### THE PROBLEM
Copy, from the data below, each line that has the word "header".

····················

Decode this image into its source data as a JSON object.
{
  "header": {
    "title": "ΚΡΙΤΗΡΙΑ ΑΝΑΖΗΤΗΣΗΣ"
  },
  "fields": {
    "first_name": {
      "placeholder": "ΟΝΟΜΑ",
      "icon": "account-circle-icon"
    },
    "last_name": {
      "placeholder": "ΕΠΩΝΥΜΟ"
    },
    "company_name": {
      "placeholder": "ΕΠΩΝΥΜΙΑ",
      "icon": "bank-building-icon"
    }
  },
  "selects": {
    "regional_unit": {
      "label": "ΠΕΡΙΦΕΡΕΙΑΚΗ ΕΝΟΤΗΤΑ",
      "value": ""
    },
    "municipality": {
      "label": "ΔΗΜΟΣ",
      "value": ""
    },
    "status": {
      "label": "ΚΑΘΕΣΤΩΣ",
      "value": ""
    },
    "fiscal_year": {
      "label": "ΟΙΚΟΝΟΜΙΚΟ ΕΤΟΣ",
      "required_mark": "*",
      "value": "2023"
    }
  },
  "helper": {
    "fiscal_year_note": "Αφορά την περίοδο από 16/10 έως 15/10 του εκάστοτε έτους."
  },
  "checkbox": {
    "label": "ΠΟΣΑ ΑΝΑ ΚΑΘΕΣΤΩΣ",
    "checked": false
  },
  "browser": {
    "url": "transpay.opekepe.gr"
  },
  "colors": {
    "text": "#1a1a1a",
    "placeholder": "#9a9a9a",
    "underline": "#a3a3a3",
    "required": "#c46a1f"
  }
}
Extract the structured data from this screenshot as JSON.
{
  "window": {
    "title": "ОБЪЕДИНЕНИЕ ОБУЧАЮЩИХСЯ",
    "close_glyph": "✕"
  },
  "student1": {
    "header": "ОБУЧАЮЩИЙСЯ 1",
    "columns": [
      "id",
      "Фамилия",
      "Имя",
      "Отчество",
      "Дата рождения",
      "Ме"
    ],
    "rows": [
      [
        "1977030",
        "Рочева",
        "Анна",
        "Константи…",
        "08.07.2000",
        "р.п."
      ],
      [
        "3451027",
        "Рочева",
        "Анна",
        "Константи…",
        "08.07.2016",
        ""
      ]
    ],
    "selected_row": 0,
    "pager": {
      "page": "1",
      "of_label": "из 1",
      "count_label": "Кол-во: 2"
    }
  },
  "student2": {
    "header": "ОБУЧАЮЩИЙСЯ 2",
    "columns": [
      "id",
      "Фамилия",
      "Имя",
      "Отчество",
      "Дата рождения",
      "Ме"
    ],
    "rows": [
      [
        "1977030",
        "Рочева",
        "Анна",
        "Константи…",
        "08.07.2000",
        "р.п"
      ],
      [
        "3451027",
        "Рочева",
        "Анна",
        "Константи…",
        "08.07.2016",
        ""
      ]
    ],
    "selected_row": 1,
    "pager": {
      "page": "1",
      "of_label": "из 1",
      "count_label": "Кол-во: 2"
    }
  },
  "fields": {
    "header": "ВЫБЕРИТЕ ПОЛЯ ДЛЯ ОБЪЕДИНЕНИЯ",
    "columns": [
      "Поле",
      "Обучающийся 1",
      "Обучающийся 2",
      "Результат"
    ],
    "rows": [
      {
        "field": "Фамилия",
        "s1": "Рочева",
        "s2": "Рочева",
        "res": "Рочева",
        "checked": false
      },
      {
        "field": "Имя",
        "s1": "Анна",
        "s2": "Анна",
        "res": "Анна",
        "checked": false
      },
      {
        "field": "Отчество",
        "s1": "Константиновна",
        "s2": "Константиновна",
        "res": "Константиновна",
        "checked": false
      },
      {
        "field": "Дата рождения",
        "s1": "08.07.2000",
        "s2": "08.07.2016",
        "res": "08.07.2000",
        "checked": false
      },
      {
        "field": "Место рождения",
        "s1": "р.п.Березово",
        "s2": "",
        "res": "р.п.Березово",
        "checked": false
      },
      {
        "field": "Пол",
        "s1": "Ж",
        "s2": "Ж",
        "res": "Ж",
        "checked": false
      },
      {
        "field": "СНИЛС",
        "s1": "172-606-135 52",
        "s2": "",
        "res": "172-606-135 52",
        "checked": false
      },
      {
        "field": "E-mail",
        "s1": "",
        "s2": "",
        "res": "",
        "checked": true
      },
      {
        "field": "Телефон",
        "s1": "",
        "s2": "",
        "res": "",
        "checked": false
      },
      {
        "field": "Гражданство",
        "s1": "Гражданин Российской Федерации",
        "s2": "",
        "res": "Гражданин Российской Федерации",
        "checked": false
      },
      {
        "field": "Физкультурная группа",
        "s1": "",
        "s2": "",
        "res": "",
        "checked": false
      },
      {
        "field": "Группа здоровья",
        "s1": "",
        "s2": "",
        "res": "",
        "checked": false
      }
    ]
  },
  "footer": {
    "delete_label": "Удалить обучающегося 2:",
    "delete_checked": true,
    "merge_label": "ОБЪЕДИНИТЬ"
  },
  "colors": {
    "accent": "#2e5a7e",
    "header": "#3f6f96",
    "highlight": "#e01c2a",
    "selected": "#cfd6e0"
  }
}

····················

### PROBLEM SOLUTION
  "header": {
    "header": "ОБУЧАЮЩИЙСЯ 1",
    "header": "ОБУЧАЮЩИЙСЯ 2",
    "header": "ВЫБЕРИТЕ ПОЛЯ ДЛЯ ОБЪЕДИНЕНИЯ",
    "header": "#3f6f96",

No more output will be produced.